Does your organization know which states and cities are the most popular retirement locations, from which potential medical tourism customers may come? That over 20% of the U.S. Healthcare dollar is comprised of out of pocket and private spending?2 Which states are at the forefront of healthcare reform, and may be open to global healthcare as a solution? That 27% of baby boomers think they will be eligible for Medicare at an earlier age than they actually will be, and where they currently reside?4.
That Democrats think socialized healthcare would improve the current healthcare situation?5 That California, Illinois, Minnesota, Pennsylvania, Washington, Massachusetts, Kansas, Oregon and Wisconsin have all passed or are considering bills to increase healthcare accessibility to their uninsured residents?6
A savvy marketing and public relations firm can help foreign based organizations and governments penetrate the U.S. Healthcare Market by helping them bridge the communication gap that now exists between the reality that is the current U.S. Healthcare System and the concept of Global Healthcare, which is the reality of the future. A well prepared, professional campaign will work wonders for these organizations and governments.
In order for large U.S. Employers to make global healthcare demands on the U.S. Healthcare Insurance Carriers, they must be absolutely convinced that sending their employees and retirees abroad for healthcare will result in lower costs, satisfied patients, and manageable legal liability exposure.
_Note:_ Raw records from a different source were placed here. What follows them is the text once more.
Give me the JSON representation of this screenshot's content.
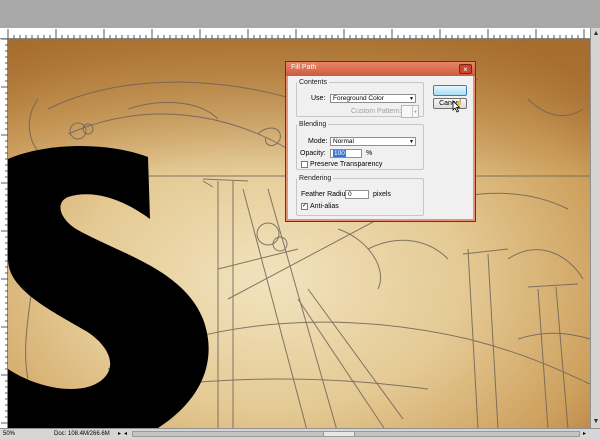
{
  "status": {
    "zoom": "50%",
    "doc_info": "Doc: 108.4M/266.6M"
  },
  "dialog": {
    "title": "Fill Path",
    "ok_label": "",
    "cancel_label": "Cancel",
    "contents": {
      "legend": "Contents",
      "use_label": "Use:",
      "use_value": "Foreground Color",
      "custom_pattern_label": "Custom Pattern:"
    },
    "blending": {
      "legend": "Blending",
      "mode_label": "Mode:",
      "mode_value": "Normal",
      "opacity_label": "Opacity:",
      "opacity_value": "100",
      "opacity_unit": "%",
      "preserve_transparency_label": "Preserve Transparency",
      "preserve_transparency_checked": false
    },
    "rendering": {
      "legend": "Rendering",
      "feather_label": "Feather Radius:",
      "feather_value": "0",
      "feather_unit": "pixels",
      "antialias_label": "Anti-alias",
      "antialias_checked": true
    }
  },
  "colors": {
    "parchment_light": "#e6cfa0",
    "parchment_dark": "#b07a3a",
    "sketch_line": "#6d6258",
    "letter_fill": "#000000",
    "dialog_title": "#d9684a",
    "accent_button": "#a9dcf4"
  },
  "icons": {
    "close": "close-icon",
    "cursor": "pointer-cursor-icon",
    "scroll_up": "arrow-up-icon",
    "scroll_down": "arrow-down-icon"
  }
}
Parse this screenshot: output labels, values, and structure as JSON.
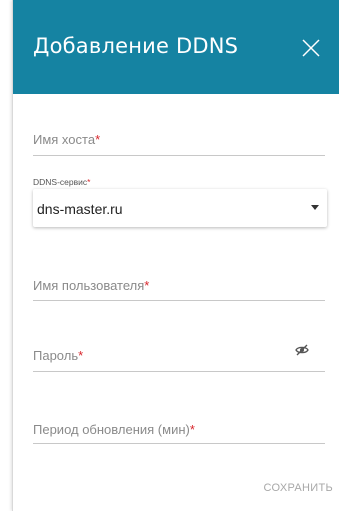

The next time you’re asked the question, :”Are You Ready?”, your answer could be a resounding “Yes!!”.
- U.S. Census
- Source: Centers for Medicare and Medicaid Services, Office of the Actuary. National Health Statistics Group
- Economists at the government’s Centers for Medicare and Medicaid Services, known as CMS, forecast
- National Association of Insurance Commissioners (NAIC) Survey
- A poll by the Harvard School of Public Health
- Mark Farrah Associates (MFA) recapped the latest state policy initiatives in a recent article published in Healthcare Business Strategy, a popular industry analysis series.
ABOUT THE AUTHOR
With over 17 years experience in Insurance, Marketing and Employee Benefits Management, Alex Piper possesses extensive knowledge of the U.S. Healthcare Market and the influence that Insurance Carriers, U.S. Employers, Hospitals, Physicians, Physician Groups, Healthcare Professional Organizations and Government will have on the next generation of global healthcare.
As an insurance executive at a top Fortune 50 U.S. company, he spent the last eight years designing employee and customer benefits programs including healthcare programs for the large supplier and distribution partner companies of his employer. He was responsible for creating a benefits program that had over U.S.$140 million in assets and had over 1300 companies enrolled. His latest program grew from zero to $40 million in insurance premiums in less than two years!
Alex’s experience also includes the design of marketing communications plans that grew his company 20% annually, and made it the 12th most profitable company in it’s industry in America. His skill set is nicely rounded with his experience in being responsible for complete marketing communication strategy and execution for a growing $156 million company, including public relations, multimedia advertising, event marketing and Internet marketing.
He is President of OneWorld Global Healthcare Solutions, a consulting company committed to creating a worldwide healthcare solution.